LISTED RECORDS
^^^^

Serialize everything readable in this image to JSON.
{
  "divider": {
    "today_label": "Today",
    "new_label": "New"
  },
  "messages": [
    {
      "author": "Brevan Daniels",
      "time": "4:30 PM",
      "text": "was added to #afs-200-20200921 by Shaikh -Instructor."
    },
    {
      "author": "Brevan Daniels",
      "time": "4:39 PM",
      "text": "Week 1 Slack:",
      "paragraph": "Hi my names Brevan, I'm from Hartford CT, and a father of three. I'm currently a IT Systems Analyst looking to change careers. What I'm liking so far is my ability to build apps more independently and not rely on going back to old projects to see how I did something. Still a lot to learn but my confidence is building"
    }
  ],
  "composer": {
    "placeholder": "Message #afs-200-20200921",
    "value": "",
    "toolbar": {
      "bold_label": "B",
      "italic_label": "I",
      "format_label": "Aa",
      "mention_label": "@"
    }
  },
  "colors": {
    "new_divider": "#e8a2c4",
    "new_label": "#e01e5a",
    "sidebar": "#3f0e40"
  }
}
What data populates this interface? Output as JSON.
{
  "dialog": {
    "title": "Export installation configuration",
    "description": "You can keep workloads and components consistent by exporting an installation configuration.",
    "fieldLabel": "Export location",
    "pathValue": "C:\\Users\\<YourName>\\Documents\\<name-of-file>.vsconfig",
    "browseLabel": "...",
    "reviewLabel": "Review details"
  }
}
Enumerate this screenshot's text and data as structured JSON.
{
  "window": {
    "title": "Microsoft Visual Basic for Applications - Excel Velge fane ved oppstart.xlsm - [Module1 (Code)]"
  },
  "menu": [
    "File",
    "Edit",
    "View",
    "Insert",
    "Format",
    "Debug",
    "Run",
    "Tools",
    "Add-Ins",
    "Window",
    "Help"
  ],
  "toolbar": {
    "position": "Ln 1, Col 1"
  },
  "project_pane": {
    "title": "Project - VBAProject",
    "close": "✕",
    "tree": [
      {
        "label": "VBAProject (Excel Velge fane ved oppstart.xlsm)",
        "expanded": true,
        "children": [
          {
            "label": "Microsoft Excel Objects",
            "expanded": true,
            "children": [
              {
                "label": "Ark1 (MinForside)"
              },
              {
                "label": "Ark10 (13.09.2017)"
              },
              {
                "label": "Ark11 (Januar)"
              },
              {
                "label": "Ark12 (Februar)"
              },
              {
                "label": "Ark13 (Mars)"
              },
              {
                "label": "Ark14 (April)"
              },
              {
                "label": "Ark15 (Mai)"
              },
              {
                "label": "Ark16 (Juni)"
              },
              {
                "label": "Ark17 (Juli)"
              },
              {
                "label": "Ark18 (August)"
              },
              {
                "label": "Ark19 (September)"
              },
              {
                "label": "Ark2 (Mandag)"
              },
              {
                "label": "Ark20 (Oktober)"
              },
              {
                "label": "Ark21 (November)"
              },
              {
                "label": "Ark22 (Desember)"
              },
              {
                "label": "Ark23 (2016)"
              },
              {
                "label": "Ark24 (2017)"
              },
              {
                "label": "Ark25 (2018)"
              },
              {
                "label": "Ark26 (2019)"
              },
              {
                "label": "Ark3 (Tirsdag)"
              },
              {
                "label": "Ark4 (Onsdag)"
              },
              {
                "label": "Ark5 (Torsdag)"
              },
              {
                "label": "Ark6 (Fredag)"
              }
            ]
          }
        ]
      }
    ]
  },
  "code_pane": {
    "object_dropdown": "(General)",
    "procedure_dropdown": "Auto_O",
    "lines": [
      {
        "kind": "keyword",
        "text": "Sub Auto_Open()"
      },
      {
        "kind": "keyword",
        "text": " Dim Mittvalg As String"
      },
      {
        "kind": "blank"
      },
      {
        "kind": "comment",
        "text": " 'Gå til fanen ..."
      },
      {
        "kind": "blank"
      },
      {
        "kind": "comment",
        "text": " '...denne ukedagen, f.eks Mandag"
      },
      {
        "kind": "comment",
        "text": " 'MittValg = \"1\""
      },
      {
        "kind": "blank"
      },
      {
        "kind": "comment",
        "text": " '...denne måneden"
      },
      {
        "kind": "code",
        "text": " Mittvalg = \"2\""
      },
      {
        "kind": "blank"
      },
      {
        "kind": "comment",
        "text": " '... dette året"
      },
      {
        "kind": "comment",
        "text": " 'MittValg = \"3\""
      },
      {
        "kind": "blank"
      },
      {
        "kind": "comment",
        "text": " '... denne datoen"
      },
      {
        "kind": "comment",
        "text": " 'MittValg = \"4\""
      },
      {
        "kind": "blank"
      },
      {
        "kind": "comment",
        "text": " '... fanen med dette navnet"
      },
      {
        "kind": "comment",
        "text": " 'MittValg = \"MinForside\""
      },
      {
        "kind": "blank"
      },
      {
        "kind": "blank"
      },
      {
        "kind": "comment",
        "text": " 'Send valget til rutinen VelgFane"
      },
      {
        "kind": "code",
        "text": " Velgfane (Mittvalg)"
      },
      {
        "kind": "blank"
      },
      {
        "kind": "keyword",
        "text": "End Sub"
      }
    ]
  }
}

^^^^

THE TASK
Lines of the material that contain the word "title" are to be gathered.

RESULT
    "title": "Export installation configuration",
    "title": "Microsoft Visual Basic for Applications - Excel Velge fane ved oppstart.xlsm - [Module1 (Code)]"
    "title": "Project - VBAProject",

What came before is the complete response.